Bishop Glen John Provost
Bishop of Lake Charles
Cathedral of the Immaculate Conception
Lake Charles, Louisiana
December 11, 2011
Third Sunday of Advent

“What are you, then?  Are you Elijah?”  John 1:21

Again I would like to mention a little story.  Once in the parish where I was pastor, a parishioner came to ask for a letter of introduction.  He was traveling to Europe on his own, not in a group, and wished to stay at monasteries along the way.  He knew that when he showed up at the monasteries he would need to be introduced.  So, would I write an introduction for him as his pastor?  Since he was a good man, involved in the parish and well-respected, I obliged.  When I finished the letter of introduction, I signed it with my appropriate title and placed the seal of the parish on the letter.  It was as official a letter of introduction as one could write. 

Advent is a season of introductions.  Ultimately we are being introduced to Jesus Christ.  It will be His birthday soon.  Some few know Him well enough.  Others know Him but not well enough.  Still others have never been properly introduced.  So every year at Advent, the Church, in its infinite wisdom, re-introduces us to Jesus Christ.  In fact, we can never know Him well enough in this life. 

This introduction takes on its immediate form in the person of St. John the Baptist.  He is Advent’s “letter of introduction” par excellence.  Why?  Because he is not what the world expects.  He dresses in camel’s hair and eats locusts and wild honey (Mark 1:6).  Yet, there is something vaguely familiar about this stranger.  As the monastic guest master in Europe would have immediately recognized the parishioner as an American by what he wore, the clothing and diet of St. John was familiar because it reminded the Jews of what Elijah had worn and eaten (II Kings 1:8).  Remember the Jews expected Elijah to return again to announce the Messiah.  John is different but not completely unrecognizable.  But, who exactly is he?  The answer to that question is what the Gospel pursues.

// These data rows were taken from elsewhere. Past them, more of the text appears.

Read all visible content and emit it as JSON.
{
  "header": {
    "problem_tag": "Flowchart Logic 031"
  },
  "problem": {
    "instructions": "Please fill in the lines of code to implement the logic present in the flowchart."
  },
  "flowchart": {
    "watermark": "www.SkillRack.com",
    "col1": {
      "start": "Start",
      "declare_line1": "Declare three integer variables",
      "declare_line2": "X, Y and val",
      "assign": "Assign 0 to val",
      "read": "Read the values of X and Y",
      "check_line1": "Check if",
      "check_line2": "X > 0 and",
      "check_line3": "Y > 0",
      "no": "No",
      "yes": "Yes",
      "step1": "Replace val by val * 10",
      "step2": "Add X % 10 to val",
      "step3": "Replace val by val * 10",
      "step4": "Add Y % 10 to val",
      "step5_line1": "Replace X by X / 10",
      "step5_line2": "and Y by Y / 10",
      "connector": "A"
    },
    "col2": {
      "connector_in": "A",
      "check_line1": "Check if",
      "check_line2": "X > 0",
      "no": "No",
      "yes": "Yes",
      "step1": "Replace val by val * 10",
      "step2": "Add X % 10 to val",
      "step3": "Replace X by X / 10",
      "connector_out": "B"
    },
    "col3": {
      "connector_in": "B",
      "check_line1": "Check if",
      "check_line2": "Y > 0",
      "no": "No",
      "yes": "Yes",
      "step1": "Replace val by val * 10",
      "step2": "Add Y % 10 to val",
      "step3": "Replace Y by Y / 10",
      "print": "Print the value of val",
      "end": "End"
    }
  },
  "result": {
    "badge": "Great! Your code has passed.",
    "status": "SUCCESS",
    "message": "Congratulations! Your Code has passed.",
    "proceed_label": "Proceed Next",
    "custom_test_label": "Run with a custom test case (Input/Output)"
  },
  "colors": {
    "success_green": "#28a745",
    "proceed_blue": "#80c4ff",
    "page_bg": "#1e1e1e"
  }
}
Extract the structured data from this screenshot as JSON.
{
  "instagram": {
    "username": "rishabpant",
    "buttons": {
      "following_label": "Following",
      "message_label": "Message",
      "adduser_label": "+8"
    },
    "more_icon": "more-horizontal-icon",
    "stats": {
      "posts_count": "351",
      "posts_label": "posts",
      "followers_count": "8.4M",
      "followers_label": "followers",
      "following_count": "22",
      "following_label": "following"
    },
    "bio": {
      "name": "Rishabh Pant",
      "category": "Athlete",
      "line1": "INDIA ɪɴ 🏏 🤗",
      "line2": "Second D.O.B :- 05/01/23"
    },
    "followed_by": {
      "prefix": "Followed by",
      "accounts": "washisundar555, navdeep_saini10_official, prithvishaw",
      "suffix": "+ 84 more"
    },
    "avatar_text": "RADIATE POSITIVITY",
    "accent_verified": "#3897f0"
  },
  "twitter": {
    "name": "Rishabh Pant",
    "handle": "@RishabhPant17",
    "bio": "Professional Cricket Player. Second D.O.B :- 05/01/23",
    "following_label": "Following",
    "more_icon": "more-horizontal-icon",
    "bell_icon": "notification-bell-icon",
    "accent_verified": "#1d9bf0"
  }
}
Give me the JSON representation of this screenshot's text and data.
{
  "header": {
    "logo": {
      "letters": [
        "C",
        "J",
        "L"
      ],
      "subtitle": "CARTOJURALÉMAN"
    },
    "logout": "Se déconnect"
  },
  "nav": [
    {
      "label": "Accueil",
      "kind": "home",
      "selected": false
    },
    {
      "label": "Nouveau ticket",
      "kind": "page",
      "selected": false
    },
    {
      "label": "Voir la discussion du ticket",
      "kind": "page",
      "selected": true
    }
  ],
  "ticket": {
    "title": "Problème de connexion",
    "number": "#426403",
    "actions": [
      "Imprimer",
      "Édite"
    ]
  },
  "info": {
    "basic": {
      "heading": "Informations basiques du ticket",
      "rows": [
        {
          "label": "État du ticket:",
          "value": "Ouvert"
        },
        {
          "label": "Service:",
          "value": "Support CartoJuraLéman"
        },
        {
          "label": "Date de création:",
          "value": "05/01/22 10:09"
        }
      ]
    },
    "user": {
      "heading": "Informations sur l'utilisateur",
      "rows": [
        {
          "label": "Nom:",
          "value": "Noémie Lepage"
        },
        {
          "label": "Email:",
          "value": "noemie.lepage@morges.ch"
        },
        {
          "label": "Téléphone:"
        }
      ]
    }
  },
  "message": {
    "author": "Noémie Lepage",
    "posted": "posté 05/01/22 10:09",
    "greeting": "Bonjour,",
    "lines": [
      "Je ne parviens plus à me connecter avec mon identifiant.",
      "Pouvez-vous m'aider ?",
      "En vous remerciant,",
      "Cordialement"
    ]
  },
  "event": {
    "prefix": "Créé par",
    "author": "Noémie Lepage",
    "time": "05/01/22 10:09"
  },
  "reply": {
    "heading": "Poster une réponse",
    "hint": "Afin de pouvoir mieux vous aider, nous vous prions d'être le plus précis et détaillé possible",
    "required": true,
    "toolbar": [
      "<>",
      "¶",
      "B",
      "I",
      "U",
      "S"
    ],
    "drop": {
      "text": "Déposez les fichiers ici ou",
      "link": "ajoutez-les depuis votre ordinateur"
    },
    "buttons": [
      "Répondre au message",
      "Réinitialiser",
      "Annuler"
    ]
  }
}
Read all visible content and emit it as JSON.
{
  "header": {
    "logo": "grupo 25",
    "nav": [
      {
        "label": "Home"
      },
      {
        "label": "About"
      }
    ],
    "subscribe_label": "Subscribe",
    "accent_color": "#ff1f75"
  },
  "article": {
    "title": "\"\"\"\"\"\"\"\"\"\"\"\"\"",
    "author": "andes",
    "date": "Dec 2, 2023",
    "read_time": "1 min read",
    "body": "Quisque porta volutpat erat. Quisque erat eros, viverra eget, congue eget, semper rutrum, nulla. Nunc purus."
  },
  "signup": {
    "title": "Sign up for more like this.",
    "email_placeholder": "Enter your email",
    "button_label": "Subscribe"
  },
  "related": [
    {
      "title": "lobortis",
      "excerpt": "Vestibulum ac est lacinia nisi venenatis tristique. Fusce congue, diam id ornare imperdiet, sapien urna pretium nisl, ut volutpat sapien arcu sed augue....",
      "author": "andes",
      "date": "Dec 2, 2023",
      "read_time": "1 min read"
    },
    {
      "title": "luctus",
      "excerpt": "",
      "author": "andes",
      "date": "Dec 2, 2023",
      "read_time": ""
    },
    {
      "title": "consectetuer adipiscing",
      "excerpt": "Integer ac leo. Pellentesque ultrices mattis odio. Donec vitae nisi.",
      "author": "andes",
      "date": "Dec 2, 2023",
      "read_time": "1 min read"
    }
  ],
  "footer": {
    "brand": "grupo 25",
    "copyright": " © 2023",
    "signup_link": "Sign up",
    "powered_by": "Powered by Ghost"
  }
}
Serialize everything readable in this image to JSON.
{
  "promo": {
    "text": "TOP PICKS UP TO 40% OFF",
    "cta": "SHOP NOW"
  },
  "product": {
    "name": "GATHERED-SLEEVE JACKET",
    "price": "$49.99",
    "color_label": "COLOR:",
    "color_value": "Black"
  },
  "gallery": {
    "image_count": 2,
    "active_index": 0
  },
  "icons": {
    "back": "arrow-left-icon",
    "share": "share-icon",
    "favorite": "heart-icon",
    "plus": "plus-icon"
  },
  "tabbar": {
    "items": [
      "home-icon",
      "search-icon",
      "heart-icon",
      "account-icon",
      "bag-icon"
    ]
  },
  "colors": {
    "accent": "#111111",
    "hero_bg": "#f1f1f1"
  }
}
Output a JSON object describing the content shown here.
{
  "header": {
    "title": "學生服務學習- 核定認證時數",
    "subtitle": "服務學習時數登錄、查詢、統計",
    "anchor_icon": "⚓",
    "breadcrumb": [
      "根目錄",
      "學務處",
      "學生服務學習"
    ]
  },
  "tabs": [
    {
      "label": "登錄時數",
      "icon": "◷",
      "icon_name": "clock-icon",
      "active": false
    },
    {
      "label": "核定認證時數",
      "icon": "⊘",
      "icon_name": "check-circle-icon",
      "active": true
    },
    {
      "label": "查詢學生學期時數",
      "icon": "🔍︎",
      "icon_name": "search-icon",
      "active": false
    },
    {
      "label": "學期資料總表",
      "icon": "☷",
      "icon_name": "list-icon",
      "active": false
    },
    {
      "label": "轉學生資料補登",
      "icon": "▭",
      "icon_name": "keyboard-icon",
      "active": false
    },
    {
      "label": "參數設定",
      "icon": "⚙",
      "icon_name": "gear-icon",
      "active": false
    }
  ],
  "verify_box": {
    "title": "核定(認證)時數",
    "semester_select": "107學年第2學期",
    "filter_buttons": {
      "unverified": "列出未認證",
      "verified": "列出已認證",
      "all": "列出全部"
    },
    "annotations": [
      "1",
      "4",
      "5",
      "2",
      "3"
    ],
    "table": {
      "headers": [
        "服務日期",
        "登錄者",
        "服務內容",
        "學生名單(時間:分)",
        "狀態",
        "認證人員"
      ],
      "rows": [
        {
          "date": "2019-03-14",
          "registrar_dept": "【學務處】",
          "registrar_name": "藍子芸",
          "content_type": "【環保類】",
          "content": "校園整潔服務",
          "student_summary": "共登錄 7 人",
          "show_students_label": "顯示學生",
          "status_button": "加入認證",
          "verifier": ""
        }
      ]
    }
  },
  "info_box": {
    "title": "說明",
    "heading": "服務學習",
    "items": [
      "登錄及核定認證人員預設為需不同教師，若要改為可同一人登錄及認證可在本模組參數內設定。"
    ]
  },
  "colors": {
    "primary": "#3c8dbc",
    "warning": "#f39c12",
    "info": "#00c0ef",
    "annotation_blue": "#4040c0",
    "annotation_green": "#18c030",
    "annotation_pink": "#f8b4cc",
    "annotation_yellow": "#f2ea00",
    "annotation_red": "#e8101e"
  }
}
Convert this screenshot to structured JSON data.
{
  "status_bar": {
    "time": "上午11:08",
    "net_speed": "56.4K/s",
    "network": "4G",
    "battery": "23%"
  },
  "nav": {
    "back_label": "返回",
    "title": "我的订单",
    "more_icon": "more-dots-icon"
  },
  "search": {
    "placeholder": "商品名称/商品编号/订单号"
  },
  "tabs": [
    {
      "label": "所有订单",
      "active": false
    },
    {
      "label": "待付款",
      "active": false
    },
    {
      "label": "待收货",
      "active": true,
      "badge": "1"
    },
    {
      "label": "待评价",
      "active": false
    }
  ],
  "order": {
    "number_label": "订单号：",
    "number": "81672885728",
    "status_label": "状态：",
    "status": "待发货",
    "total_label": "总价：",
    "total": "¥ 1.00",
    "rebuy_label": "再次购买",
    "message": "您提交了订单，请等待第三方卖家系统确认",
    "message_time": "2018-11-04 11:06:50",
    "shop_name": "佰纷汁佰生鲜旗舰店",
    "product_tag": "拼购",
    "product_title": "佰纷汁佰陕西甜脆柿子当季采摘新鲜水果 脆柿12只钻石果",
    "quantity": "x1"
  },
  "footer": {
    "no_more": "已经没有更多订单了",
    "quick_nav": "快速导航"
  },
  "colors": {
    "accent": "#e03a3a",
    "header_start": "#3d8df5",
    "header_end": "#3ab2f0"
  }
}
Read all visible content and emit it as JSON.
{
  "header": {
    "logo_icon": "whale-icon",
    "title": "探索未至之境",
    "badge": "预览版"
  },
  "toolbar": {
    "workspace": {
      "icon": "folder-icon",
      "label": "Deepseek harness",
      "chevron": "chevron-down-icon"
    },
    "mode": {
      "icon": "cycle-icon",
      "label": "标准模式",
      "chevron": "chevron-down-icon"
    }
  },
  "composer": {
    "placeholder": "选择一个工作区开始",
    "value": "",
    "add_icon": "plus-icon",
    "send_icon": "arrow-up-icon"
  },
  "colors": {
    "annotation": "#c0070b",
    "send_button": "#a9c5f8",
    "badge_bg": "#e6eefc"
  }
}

“Who are you?” (John 1: 19), the priests and Levites ask.  “I am not the Christ” (John 1:20), John responds.  After what reminds you of a childhood game of guessing, St. John finally takes out his letter of introduction.  He quotes Isaiah and says, “I am the voice of one crying out in the desert, make straight the way of the Lord” (John 1:23).  St. John seems to answer with poetry, but this is no ordinary poetry.  This is Messianic prophecy.

From the beginning, a beginning that stretched back to Genesis, God had in His heart the desire to save.  From the moment Adam and Eve sinned God knew what it was He was going to do.  Man having sinned had to be re-introduced to God.  For this to happen, God needed a people all His own who would know Him as no one else knew Him.  The Jews exist because God took the initiative to introduce Himself.  They also exist for another reason.  They provide us with Mary, the new Eve, the woman of the “yes,” who is willing to do God’s will, because His word cannot enter the world without a human mother.  From Abraham, through the Patriarchs and Prophets, all the way down to St. John the Baptist, God re-introduces Himself and does so finally in the person of Jesus Christ, who is His Word made flesh. 

St. John the Baptist makes all this clear in the image he uses.  He protests that he is not worthy to touch the sandal strap of the Christ (John 1:27).  Christ is greater than the messenger.  There is something immediate about the message.  The guest master reads the letter making the introduction but the one he will welcome stands before him. 

When all is said and done, when all the introductions have been made, the question remains will the one receiving the introduction believe.  Will the guest master look at the signature and seals on the letter and think they are the real thing or forgeries?  He could certainly, but there comes a “yes” or “no” moment.  What moves him in one direction or the other?  To understand what is required we must listen to St. Paul.

In the second reading, St. Paul writes, “Do not quench the Spirit.  Do not despise prophetic utterances.  Test everything, retain what is good.  Refrain from every kind of evil” (I Thessalonians 5:19-22).  In other words, if what stands before you as evidence is credible, then believe.  If God’s Spirit moves you, if a legitimate prophet has spoken, if you pursue goodness and not evil, then believe.  Faith is a reality.  If the letter looks legitimate, if the seals are authentic, then let the guest enter.  We embrace the reality.  We make an act of faith.  Once we have done so, we plunge into a deeper reality, an unseen reality but one that is just as real, if not more so, than anything we experience through the senses. 

In this world of skepticism, where people demand proofs for everything, faith is in jeopardy.  Faith and reason go together, and it is no accident that as the world draws farther and farther away from faith, it becomes even more difficult to understand.  To paraphrase one modern philosopher, the modern world knows a great deal but understands little or nothing.   

Advent is a call to faith.  God is inviting us to faith.  If we believe already, then allow God to deepen it further.  If we have our doubts, then consider the letters of introduction and believe.  Open the letter.  Examine the seals.  Consider the signature.  Invite the guest to enter.